“That’s a good question,” said the 81-year-old congressman, who was distributing fliers featuring a photo of himself with the president. “I would welcome asking whether or not the president opposes my reelection. Especially for the primary. I wish you would.”
Earlier this week, a reporter asked White House Press Secretary Jay Carney the same question. The spokesman responded, “I’ll have to get back to you on that.”
Obama suggested before the 2010 election that Rangel, facing an ethics investigation, should end his career “with dignity.” Rangel ran and won easily.
This time around, it might not be so easy. The lawmaker faces a new district, a serious primary challenge and an incumbent-hunting super PAC.
Redistricting means that Rangel’s 13th district, which reaches from Harlem up into the Bronx, will go from 46 percent to 55 percent Hispanic. Only 27 percent of the new district is African American.

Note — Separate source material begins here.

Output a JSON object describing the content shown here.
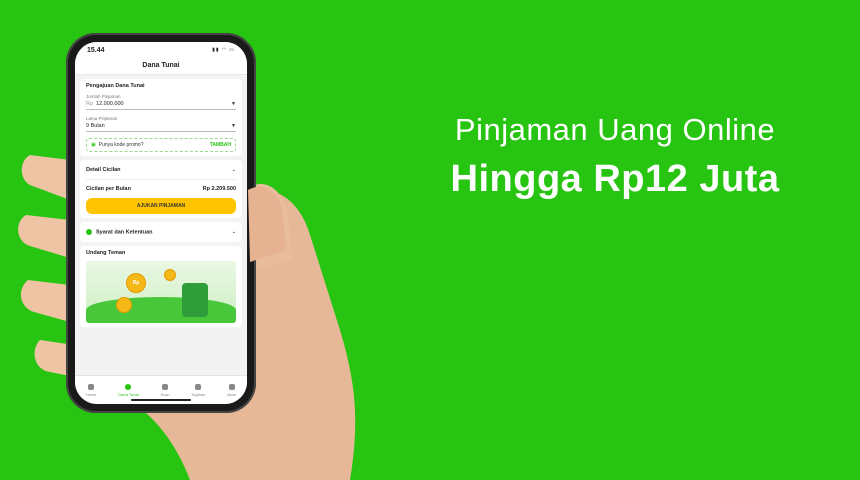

The eligible voter pool is more closely divided — 45 percent Hispanic and 34 percent African American. But Hispanics still have a plurality.
The new map invited a primary challenge from state Sen. Adriano Espaillat (D), a Dominican American with a base of support in the district.

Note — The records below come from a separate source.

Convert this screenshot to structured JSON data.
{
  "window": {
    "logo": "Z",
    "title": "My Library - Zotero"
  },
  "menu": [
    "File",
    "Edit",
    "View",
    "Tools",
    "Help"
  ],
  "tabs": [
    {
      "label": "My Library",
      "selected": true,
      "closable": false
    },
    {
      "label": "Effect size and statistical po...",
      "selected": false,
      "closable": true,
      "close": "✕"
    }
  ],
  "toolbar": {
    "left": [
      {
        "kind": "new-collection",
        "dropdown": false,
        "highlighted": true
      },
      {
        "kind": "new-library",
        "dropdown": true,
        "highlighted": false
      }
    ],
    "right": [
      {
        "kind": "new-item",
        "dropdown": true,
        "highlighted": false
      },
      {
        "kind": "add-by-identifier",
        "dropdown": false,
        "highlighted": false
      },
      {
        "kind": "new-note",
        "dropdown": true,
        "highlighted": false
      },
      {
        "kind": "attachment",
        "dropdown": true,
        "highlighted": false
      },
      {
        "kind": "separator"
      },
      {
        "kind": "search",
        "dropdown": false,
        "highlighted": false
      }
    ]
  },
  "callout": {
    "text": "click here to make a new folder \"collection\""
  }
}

Fernando Ferrer, the prominent former Bronx borough president, endorsed Espaillat over Rangel. So did the Barack Obama Democratic Club of Upper Manhattan, and state Sen. Gustavo Rivera (D), whose Bronx seat is in the new district. Two other Rangel primary challengers have dropped out and backed Espaillat.
The Campaign for Primary Accountability, an anti-incumbent super PAC, has also declared for Espaillat.

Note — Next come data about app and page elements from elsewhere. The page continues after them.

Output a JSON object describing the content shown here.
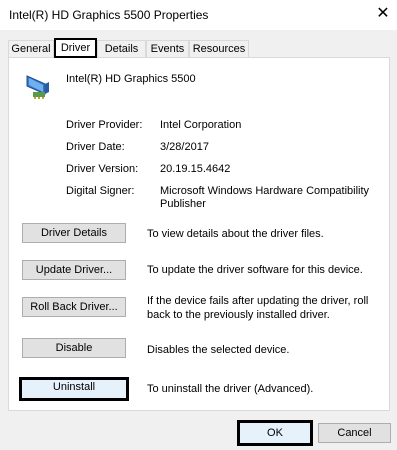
{
  "window": {
    "title": "Intel(R) HD Graphics 5500 Properties",
    "close_glyph": "✕"
  },
  "tabs": [
    {
      "label": "General"
    },
    {
      "label": "Driver",
      "active": true
    },
    {
      "label": "Details"
    },
    {
      "label": "Events"
    },
    {
      "label": "Resources"
    }
  ],
  "device": {
    "name": "Intel(R) HD Graphics 5500",
    "icon": "display-adapter-icon"
  },
  "info": {
    "provider_label": "Driver Provider:",
    "provider_value": "Intel Corporation",
    "date_label": "Driver Date:",
    "date_value": "3/28/2017",
    "version_label": "Driver Version:",
    "version_value": "20.19.15.4642",
    "signer_label": "Digital Signer:",
    "signer_value_line1": "Microsoft Windows Hardware Compatibility",
    "signer_value_line2": "Publisher"
  },
  "actions": {
    "details": {
      "label": "Driver Details",
      "desc": "To view details about the driver files."
    },
    "update": {
      "label": "Update Driver...",
      "desc": "To update the driver software for this device."
    },
    "rollback": {
      "label": "Roll Back Driver...",
      "desc_line1": "If the device fails after updating the driver, roll",
      "desc_line2": "back to the previously installed driver."
    },
    "disable": {
      "label": "Disable",
      "desc": "Disables the selected device."
    },
    "uninstall": {
      "label": "Uninstall",
      "desc": "To uninstall the driver (Advanced)."
    }
  },
  "footer": {
    "ok": "OK",
    "cancel": "Cancel"
  }
}
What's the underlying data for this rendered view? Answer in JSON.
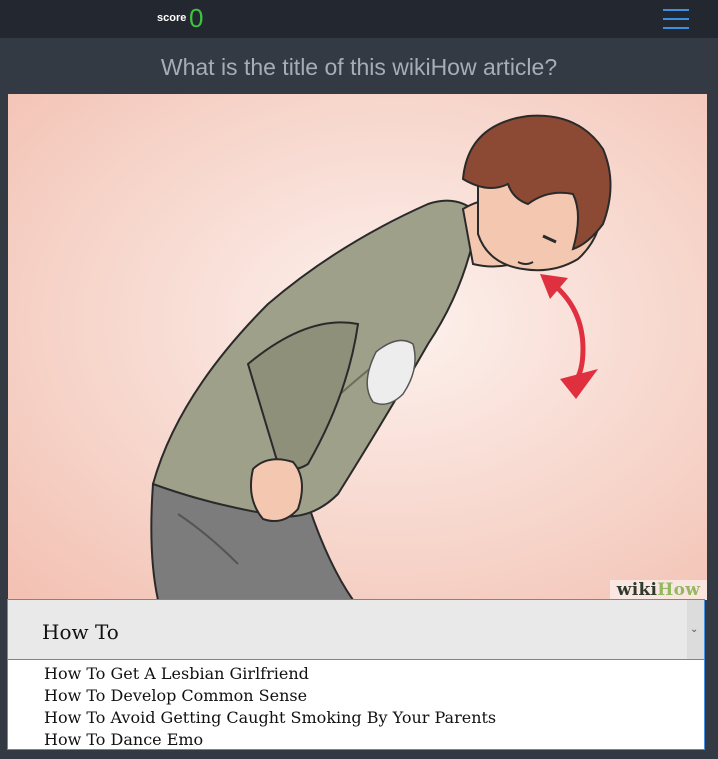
{
  "header": {
    "score_label": "score",
    "score_value": "0",
    "menu_icon": "hamburger-menu-icon",
    "accent_color": "#3d8fe0",
    "score_color": "#3fc23f"
  },
  "question": "What is the title of this wikiHow article?",
  "image": {
    "description_icon": "wikihow-illustration",
    "watermark_part1": "wiki",
    "watermark_part2": "How"
  },
  "select": {
    "selected_value": "How To",
    "options": [
      "How To Get A Lesbian Girlfriend",
      "How To Develop Common Sense",
      "How To Avoid Getting Caught Smoking By Your Parents",
      "How To Dance Emo"
    ]
  }
}
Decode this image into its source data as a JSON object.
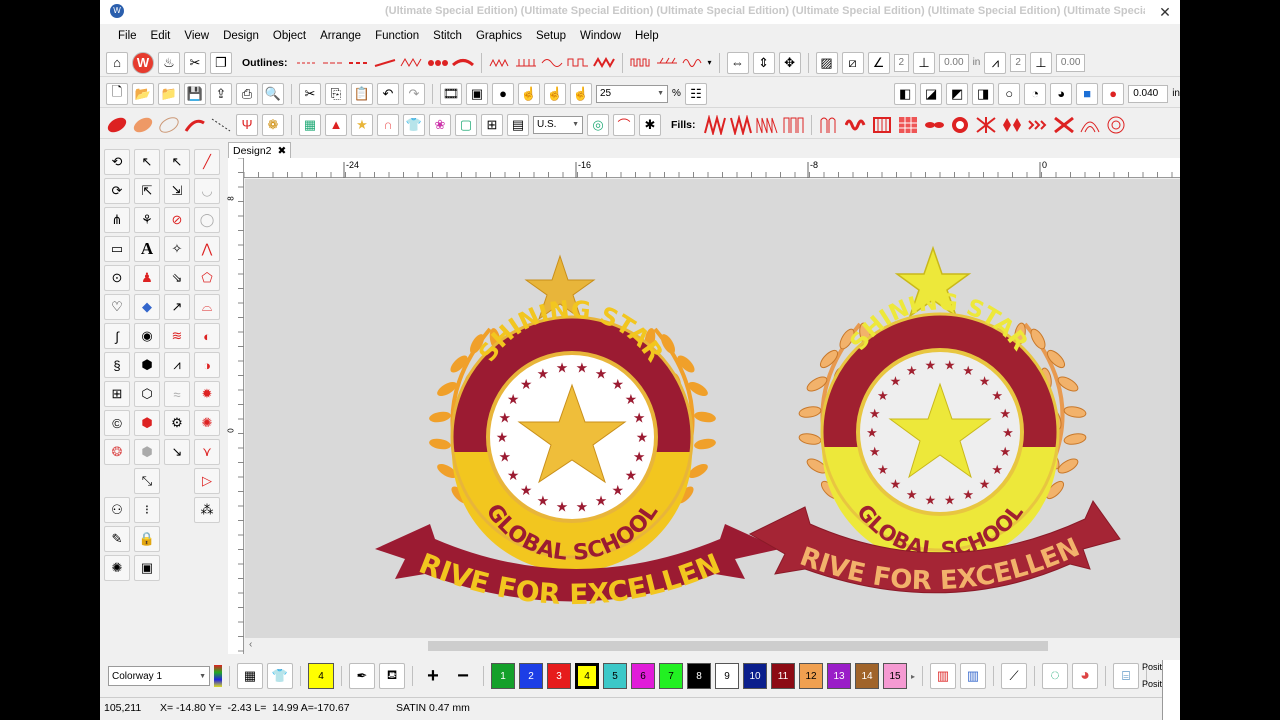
{
  "window": {
    "title": "(Ultimate Special Edition) (Ultimate Special Edition) (Ultimate Special Edition) (Ultimate Special Edition) (Ultimate Special Edition) (Ultimate Special Editi",
    "close_glyph": "✕"
  },
  "menu": [
    "File",
    "Edit",
    "View",
    "Design",
    "Object",
    "Arrange",
    "Function",
    "Stitch",
    "Graphics",
    "Setup",
    "Window",
    "Help"
  ],
  "toolbar1": {
    "outlines_label": "Outlines:",
    "spin1": "2",
    "spin2": "0.00",
    "in_label": "in",
    "spin3": "2",
    "spin4": "0.00"
  },
  "toolbar2": {
    "zoom_value": "25",
    "zoom_unit": "%",
    "width_value": "0.040",
    "width_unit": "in"
  },
  "toolbar3": {
    "units_value": "U.S.",
    "fills_label": "Fills:"
  },
  "tabs": [
    {
      "label": "Design2",
      "close": "✖"
    }
  ],
  "ruler": {
    "h_ticks": [
      "-24",
      "-16",
      "-8",
      "0"
    ],
    "v_ticks": [
      "8",
      "0"
    ]
  },
  "designs": [
    {
      "top_text": "SHINING STAR",
      "middle_text": "GLOBAL SCHOOL",
      "banner_text": "STRIVE FOR EXCELLENCE"
    },
    {
      "top_text": "SHINING STAR",
      "middle_text": "GLOBAL SCHOOL",
      "banner_text": "STRIVE FOR EXCELLENCE"
    }
  ],
  "colors": {
    "maroon": "#9b1b32",
    "yellow": "#f2c61f",
    "gold": "#e8b53a",
    "orange": "#f0a02a",
    "canvas": "#d9d9d9"
  },
  "colorway": {
    "selected": "Colorway 1",
    "current_swatch": "4"
  },
  "palette": [
    {
      "n": "1",
      "c": "#14a02a"
    },
    {
      "n": "2",
      "c": "#1c3ee6"
    },
    {
      "n": "3",
      "c": "#e61c1c"
    },
    {
      "n": "4",
      "c": "#ffff00"
    },
    {
      "n": "5",
      "c": "#3cc8c8"
    },
    {
      "n": "6",
      "c": "#e01cd8"
    },
    {
      "n": "7",
      "c": "#22f022"
    },
    {
      "n": "8",
      "c": "#000000"
    },
    {
      "n": "9",
      "c": "#ffffff"
    },
    {
      "n": "10",
      "c": "#0a1e8c"
    },
    {
      "n": "11",
      "c": "#8c0a14"
    },
    {
      "n": "12",
      "c": "#f0a050"
    },
    {
      "n": "13",
      "c": "#9a1ec8"
    },
    {
      "n": "14",
      "c": "#a0642a"
    },
    {
      "n": "15",
      "c": "#f59ad2"
    }
  ],
  "side_labels": [
    "Positi",
    "Positi"
  ],
  "status": {
    "coords": "105,211",
    "xy": "X= -14.80 Y=  -2.43 L=  14.99 A=-170.67",
    "stitch": "SATIN  0.47 mm"
  }
}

“All the research shows that Mr. Rangel has problems, that people are ready for a change and finally there is a serious challenger that could offer the change and do the job,” said CFPA spokesman Curtis Ellis.
Mayor Michael Bloomberg, who backed Rangel in 2010, told the New York Times it was too early to endorse.
Rangel and his supporters argue that no one can match what he’s done for his constituents.
“They only show up at election time and we don’t hear from them in between,” said Harlem Councilwoman Inez Dickens of Rangel’s primary challengers. “They really haven’t done anything for the community.”
Rangel has many allies in the Latino community. The current Bronx president, Ruben Diaz, is endorsing him Friday.
“Just about all the major Latino congressional leaders are endorsing Congressman Rangel,” said the congressman’s campaign spokesman, Moises Perez. “It’s as close to a full consensus as you can get that it is vitally important to retain him in Congress.”
But Rangel can no longer argue, as he could in past years, that he is the powerful chairman of the Ways and Means Committee. He lost that gavel when Democrats lost the House in 2010. And he recently underwent back surgery that took him off the campaign trail, in a year when he needs to campaign more than ever. He also missed more than 100 votes on the Hill.
“He’s older and frailer than he has been in the past and therefore has not been the campaigner of old,” said Douglas Muzzio, a political science professor at Baruch. “I think that’s a problem for him.”
Espaillat, 56, has been subtly hinting that Rangel’s age is an issue. He told NY1 recently that it was time for “a fresh, new, bold voice.” When Rangel appeared with a walker in mid-April, Espaillat sent out a statement saying he was “glad to learn that Rangel is up and about” because they needed to “vigorously debate” the issues.
“When Charlie Rangel got elected back in 1970, a year before, man walked on the moon, the Mets won a championship, Joe Namath was throwing touchdown passes for the Jets and Nixon was president,” he told an Albany radio station this week. “That was a long time ago.”
Rangel could still win a 22nd term in the House. The primary is June 26, a new date for New York, when turnout will likely be middling at best.
“A low turnout primary is the worst thing that could happen to Espaillat,” said Democratic strategist Hank Sheinkopf.
But redistricting and health problems may end up doing what an ethics scandal could not.